The answer should be each line of the records that contains the word "from"; please copy them all.

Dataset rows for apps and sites
··········
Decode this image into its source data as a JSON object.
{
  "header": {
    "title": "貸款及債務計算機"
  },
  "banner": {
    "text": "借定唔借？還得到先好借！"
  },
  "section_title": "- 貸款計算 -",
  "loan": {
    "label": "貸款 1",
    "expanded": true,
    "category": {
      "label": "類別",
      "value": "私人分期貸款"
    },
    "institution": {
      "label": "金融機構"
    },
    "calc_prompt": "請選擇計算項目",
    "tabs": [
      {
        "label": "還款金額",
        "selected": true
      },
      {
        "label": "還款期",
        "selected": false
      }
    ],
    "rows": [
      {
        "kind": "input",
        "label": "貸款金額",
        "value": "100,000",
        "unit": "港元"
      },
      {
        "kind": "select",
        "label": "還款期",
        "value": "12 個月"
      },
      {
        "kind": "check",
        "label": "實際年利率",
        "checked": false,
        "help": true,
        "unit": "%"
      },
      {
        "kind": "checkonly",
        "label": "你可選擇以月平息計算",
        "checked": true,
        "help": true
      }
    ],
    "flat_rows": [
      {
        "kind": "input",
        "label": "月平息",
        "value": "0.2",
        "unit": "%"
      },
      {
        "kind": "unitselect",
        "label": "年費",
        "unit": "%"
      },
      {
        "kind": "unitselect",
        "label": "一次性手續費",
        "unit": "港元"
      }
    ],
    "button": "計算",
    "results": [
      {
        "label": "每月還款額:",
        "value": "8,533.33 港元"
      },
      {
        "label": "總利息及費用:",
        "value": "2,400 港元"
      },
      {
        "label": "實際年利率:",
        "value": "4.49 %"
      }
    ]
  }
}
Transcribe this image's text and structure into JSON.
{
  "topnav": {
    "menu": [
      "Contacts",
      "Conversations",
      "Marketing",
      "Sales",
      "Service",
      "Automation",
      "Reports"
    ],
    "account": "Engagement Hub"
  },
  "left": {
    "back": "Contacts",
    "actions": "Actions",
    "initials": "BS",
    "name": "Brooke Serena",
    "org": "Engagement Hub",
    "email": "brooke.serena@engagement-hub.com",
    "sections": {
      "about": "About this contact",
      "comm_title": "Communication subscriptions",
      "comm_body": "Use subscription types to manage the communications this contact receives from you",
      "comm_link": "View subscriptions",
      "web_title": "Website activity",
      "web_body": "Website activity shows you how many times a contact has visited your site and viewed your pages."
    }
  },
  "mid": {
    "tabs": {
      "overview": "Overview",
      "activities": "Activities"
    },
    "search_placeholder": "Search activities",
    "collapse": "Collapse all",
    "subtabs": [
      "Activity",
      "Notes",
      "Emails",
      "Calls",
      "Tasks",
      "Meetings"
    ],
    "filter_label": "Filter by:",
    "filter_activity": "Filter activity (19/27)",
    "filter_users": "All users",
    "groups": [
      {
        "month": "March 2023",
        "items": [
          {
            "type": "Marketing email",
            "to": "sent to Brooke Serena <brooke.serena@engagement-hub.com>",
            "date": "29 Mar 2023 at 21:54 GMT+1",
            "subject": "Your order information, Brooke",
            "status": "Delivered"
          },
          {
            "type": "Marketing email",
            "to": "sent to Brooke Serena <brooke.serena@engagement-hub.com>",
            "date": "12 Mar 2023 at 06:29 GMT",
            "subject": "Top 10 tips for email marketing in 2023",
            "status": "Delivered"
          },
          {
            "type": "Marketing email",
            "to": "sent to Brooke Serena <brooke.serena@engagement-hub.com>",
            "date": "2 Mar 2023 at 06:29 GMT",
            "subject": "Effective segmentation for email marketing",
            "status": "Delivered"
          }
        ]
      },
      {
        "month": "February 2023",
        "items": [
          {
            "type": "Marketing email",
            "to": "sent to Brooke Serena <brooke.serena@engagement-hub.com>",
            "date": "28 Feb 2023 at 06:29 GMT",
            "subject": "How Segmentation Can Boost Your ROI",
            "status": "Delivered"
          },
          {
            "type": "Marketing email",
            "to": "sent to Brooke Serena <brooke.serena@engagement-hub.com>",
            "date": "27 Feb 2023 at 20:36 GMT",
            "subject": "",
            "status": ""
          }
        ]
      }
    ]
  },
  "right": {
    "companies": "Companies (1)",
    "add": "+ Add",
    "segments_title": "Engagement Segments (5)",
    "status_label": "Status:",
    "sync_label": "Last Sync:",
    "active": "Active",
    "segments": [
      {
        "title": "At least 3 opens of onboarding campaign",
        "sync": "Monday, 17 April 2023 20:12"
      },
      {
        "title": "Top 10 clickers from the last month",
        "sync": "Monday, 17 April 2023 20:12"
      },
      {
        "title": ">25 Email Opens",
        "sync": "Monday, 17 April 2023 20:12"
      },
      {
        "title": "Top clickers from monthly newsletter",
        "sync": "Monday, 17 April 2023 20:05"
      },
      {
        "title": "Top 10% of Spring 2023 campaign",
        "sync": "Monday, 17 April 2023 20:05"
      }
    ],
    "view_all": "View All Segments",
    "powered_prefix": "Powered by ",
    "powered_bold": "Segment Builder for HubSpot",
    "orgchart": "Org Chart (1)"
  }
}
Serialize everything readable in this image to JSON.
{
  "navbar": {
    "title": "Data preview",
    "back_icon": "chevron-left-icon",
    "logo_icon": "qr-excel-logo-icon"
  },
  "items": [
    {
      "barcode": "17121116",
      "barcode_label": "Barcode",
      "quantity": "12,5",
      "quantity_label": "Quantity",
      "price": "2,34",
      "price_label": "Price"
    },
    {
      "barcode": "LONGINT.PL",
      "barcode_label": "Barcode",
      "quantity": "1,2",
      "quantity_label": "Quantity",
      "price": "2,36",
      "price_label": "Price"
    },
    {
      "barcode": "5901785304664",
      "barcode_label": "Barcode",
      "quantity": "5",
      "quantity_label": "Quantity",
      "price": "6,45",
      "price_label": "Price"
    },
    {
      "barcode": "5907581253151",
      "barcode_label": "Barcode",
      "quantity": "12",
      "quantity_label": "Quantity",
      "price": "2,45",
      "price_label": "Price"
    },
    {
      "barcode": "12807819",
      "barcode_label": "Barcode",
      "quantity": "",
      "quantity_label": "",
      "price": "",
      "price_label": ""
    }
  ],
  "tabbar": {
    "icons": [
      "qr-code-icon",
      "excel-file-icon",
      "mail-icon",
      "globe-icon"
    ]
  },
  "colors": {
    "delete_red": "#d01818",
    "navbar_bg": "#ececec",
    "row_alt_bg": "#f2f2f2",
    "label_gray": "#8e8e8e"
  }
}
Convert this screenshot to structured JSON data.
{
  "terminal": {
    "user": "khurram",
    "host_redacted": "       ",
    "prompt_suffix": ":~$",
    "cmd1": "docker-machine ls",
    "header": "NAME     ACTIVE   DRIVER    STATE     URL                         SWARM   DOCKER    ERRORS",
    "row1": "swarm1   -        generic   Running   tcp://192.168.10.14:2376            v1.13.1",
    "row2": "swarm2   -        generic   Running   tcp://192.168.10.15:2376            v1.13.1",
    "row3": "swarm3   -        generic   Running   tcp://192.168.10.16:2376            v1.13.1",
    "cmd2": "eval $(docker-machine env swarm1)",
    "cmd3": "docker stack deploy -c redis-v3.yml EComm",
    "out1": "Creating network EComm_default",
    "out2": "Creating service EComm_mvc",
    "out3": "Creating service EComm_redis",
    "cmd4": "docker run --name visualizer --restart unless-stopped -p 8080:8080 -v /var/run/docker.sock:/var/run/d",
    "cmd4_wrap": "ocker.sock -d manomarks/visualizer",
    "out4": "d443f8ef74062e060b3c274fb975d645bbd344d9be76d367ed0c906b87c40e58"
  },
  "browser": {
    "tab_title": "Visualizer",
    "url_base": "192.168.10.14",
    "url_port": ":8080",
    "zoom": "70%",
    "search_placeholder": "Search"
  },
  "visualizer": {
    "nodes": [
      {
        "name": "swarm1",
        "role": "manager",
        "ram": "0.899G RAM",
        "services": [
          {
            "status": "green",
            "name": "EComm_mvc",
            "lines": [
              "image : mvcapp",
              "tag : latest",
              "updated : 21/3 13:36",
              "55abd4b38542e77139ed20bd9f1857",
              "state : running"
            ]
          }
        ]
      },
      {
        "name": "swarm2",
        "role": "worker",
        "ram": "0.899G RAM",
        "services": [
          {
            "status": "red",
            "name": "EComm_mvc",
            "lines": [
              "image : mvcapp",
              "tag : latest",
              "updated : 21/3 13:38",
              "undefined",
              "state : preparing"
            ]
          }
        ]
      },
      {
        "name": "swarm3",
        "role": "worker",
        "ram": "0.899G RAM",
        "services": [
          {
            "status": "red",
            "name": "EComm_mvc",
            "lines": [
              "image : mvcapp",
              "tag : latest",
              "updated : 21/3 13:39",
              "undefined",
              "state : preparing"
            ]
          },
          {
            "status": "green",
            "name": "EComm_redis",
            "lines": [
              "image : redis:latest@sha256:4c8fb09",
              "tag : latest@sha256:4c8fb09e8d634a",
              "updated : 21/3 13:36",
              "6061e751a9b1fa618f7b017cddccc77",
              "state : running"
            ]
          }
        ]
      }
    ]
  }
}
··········
[Final answer]:
      "comm_body": "Use subscription types to manage the communications this contact receives from you",
        "title": "Top 10 clickers from the last month",
        "title": "Top clickers from monthly newsletter",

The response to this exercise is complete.